→ DATASET CONTENT
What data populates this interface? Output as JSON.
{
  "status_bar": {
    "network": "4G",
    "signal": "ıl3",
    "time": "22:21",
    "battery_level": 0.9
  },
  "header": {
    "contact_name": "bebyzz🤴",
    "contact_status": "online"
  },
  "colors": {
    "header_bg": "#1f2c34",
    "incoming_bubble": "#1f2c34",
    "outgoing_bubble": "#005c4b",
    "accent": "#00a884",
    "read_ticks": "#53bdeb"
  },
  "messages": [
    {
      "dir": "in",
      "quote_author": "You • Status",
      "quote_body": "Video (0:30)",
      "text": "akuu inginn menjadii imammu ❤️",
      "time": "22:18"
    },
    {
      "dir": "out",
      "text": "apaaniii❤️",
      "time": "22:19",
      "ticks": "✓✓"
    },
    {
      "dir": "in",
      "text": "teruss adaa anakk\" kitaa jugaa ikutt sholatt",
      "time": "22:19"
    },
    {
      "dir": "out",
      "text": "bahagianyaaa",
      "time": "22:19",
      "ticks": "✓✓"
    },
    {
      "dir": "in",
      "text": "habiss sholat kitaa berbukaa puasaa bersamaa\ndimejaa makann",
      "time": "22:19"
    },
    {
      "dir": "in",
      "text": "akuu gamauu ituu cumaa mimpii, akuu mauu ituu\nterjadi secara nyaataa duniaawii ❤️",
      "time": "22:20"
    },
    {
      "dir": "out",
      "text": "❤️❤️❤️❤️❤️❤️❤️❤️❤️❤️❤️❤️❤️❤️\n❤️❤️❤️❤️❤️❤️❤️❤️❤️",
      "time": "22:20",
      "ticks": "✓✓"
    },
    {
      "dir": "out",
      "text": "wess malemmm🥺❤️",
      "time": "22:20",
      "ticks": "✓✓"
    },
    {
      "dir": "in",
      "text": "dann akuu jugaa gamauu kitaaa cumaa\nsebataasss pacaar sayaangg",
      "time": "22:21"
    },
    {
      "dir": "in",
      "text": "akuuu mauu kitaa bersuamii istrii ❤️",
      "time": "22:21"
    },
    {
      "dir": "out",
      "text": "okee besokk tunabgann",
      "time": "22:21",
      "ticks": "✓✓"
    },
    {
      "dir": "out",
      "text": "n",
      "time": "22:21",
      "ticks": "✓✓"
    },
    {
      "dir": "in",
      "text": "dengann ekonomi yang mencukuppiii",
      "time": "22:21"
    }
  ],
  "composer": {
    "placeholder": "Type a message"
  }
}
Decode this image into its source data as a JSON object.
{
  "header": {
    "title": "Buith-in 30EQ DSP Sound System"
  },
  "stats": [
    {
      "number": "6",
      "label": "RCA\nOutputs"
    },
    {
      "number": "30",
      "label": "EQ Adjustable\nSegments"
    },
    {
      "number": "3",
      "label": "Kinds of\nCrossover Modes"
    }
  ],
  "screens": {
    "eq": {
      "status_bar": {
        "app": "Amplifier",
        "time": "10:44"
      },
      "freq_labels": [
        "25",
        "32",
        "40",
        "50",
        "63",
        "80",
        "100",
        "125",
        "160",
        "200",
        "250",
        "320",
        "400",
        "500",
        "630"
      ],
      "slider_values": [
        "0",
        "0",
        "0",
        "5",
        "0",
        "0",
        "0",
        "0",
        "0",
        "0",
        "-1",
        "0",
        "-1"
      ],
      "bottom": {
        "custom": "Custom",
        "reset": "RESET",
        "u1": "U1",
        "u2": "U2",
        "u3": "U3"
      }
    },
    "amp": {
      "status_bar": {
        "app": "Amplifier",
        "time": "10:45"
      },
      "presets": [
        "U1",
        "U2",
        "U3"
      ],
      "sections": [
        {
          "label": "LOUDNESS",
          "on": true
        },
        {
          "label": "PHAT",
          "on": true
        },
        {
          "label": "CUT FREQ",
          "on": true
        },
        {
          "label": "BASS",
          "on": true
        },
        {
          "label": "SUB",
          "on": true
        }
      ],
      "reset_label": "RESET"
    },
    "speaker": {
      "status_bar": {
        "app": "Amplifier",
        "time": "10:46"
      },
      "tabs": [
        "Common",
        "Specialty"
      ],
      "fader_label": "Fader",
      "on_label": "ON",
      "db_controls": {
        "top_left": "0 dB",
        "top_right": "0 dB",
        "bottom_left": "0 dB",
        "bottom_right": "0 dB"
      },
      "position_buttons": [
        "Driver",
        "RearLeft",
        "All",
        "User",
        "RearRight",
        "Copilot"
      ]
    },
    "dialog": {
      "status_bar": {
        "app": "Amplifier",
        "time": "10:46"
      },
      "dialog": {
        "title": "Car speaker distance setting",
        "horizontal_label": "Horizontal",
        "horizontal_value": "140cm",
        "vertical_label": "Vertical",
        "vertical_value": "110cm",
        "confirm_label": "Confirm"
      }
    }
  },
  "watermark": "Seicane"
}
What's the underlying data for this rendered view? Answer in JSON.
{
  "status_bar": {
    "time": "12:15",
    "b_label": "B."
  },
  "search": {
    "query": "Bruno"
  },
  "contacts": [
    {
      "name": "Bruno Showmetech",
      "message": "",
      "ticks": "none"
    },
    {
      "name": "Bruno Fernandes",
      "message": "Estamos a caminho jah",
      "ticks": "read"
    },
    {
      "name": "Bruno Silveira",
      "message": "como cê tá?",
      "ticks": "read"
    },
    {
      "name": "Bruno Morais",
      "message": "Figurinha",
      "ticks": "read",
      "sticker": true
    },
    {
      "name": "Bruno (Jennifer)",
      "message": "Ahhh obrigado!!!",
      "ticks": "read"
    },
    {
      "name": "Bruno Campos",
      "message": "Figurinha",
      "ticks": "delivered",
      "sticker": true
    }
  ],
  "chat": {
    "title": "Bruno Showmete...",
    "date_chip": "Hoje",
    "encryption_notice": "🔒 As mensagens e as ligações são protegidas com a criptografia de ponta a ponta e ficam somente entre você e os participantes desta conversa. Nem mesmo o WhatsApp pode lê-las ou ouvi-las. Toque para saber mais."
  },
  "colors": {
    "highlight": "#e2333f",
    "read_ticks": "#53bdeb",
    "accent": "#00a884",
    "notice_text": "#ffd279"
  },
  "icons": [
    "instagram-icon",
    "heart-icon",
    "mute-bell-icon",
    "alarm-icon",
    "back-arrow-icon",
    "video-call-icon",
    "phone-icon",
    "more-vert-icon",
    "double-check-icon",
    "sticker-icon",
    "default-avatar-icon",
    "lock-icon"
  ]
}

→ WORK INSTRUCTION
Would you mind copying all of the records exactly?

→ EXERCISE SOLUTION
What data populates this interface? Output as JSON.
{
  "status_bar": {
    "network": "4G",
    "signal": "ıl3",
    "time": "22:21",
    "battery_level": 0.9
  },
  "header": {
    "contact_name": "bebyzz🤴",
    "contact_status": "online"
  },
  "colors": {
    "header_bg": "#1f2c34",
    "incoming_bubble": "#1f2c34",
    "outgoing_bubble": "#005c4b",
    "accent": "#00a884",
    "read_ticks": "#53bdeb"
  },
  "messages": [
    {
      "dir": "in",
      "quote_author": "You • Status",
      "quote_body": "Video (0:30)",
      "text": "akuu inginn menjadii imammu ❤️",
      "time": "22:18"
    },
    {
      "dir": "out",
      "text": "apaaniii❤️",
      "time": "22:19",
      "ticks": "✓✓"
    },
    {
      "dir": "in",
      "text": "teruss adaa anakk\" kitaa jugaa ikutt sholatt",
      "time": "22:19"
    },
    {
      "dir": "out",
      "text": "bahagianyaaa",
      "time": "22:19",
      "ticks": "✓✓"
    },
    {
      "dir": "in",
      "text": "habiss sholat kitaa berbukaa puasaa bersamaa\ndimejaa makann",
      "time": "22:19"
    },
    {
      "dir": "in",
      "text": "akuu gamauu ituu cumaa mimpii, akuu mauu ituu\nterjadi secara nyaataa duniaawii ❤️",
      "time": "22:20"
    },
    {
      "dir": "out",
      "text": "❤️❤️❤️❤️❤️❤️❤️❤️❤️❤️❤️❤️❤️❤️\n❤️❤️❤️❤️❤️❤️❤️❤️❤️",
      "time": "22:20",
      "ticks": "✓✓"
    },
    {
      "dir": "out",
      "text": "wess malemmm🥺❤️",
      "time": "22:20",
      "ticks": "✓✓"
    },
    {
      "dir": "in",
      "text": "dann akuu jugaa gamauu kitaaa cumaa\nsebataasss pacaar sayaangg",
      "time": "22:21"
    },
    {
      "dir": "in",
      "text": "akuuu mauu kitaa bersuamii istrii ❤️",
      "time": "22:21"
    },
    {
      "dir": "out",
      "text": "okee besokk tunabgann",
      "time": "22:21",
      "ticks": "✓✓"
    },
    {
      "dir": "out",
      "text": "n",
      "time": "22:21",
      "ticks": "✓✓"
    },
    {
      "dir": "in",
      "text": "dengann ekonomi yang mencukuppiii",
      "time": "22:21"
    }
  ],
  "composer": {
    "placeholder": "Type a message"
  }
}
Decode this image into its source data as a JSON object.
{
  "header": {
    "title": "Buith-in 30EQ DSP Sound System"
  },
  "stats": [
    {
      "number": "6",
      "label": "RCA\nOutputs"
    },
    {
      "number": "30",
      "label": "EQ Adjustable\nSegments"
    },
    {
      "number": "3",
      "label": "Kinds of\nCrossover Modes"
    }
  ],
  "screens": {
    "eq": {
      "status_bar": {
        "app": "Amplifier",
        "time": "10:44"
      },
      "freq_labels": [
        "25",
        "32",
        "40",
        "50",
        "63",
        "80",
        "100",
        "125",
        "160",
        "200",
        "250",
        "320",
        "400",
        "500",
        "630"
      ],
      "slider_values": [
        "0",
        "0",
        "0",
        "5",
        "0",
        "0",
        "0",
        "0",
        "0",
        "0",
        "-1",
        "0",
        "-1"
      ],
      "bottom": {
        "custom": "Custom",
        "reset": "RESET",
        "u1": "U1",
        "u2": "U2",
        "u3": "U3"
      }
    },
    "amp": {
      "status_bar": {
        "app": "Amplifier",
        "time": "10:45"
      },
      "presets": [
        "U1",
        "U2",
        "U3"
      ],
      "sections": [
        {
          "label": "LOUDNESS",
          "on": true
        },
        {
          "label": "PHAT",
          "on": true
        },
        {
          "label": "CUT FREQ",
          "on": true
        },
        {
          "label": "BASS",
          "on": true
        },
        {
          "label": "SUB",
          "on": true
        }
      ],
      "reset_label": "RESET"
    },
    "speaker": {
      "status_bar": {
        "app": "Amplifier",
        "time": "10:46"
      },
      "tabs": [
        "Common",
        "Specialty"
      ],
      "fader_label": "Fader",
      "on_label": "ON",
      "db_controls": {
        "top_left": "0 dB",
        "top_right": "0 dB",
        "bottom_left": "0 dB",
        "bottom_right": "0 dB"
      },
      "position_buttons": [
        "Driver",
        "RearLeft",
        "All",
        "User",
        "RearRight",
        "Copilot"
      ]
    },
    "dialog": {
      "status_bar": {
        "app": "Amplifier",
        "time": "10:46"
      },
      "dialog": {
        "title": "Car speaker distance setting",
        "horizontal_label": "Horizontal",
        "horizontal_value": "140cm",
        "vertical_label": "Vertical",
        "vertical_value": "110cm",
        "confirm_label": "Confirm"
      }
    }
  },
  "watermark": "Seicane"
}
What's the underlying data for this rendered view? Answer in JSON.
{
  "status_bar": {
    "time": "12:15",
    "b_label": "B."
  },
  "search": {
    "query": "Bruno"
  },
  "contacts": [
    {
      "name": "Bruno Showmetech",
      "message": "",
      "ticks": "none"
    },
    {
      "name": "Bruno Fernandes",
      "message": "Estamos a caminho jah",
      "ticks": "read"
    },
    {
      "name": "Bruno Silveira",
      "message": "como cê tá?",
      "ticks": "read"
    },
    {
      "name": "Bruno Morais",
      "message": "Figurinha",
      "ticks": "read",
      "sticker": true
    },
    {
      "name": "Bruno (Jennifer)",
      "message": "Ahhh obrigado!!!",
      "ticks": "read"
    },
    {
      "name": "Bruno Campos",
      "message": "Figurinha",
      "ticks": "delivered",
      "sticker": true
    }
  ],
  "chat": {
    "title": "Bruno Showmete...",
    "date_chip": "Hoje",
    "encryption_notice": "🔒 As mensagens e as ligações são protegidas com a criptografia de ponta a ponta e ficam somente entre você e os participantes desta conversa. Nem mesmo o WhatsApp pode lê-las ou ouvi-las. Toque para saber mais."
  },
  "colors": {
    "highlight": "#e2333f",
    "read_ticks": "#53bdeb",
    "accent": "#00a884",
    "notice_text": "#ffd279"
  },
  "icons": [
    "instagram-icon",
    "heart-icon",
    "mute-bell-icon",
    "alarm-icon",
    "back-arrow-icon",
    "video-call-icon",
    "phone-icon",
    "more-vert-icon",
    "double-check-icon",
    "sticker-icon",
    "default-avatar-icon",
    "lock-icon"
  ]
}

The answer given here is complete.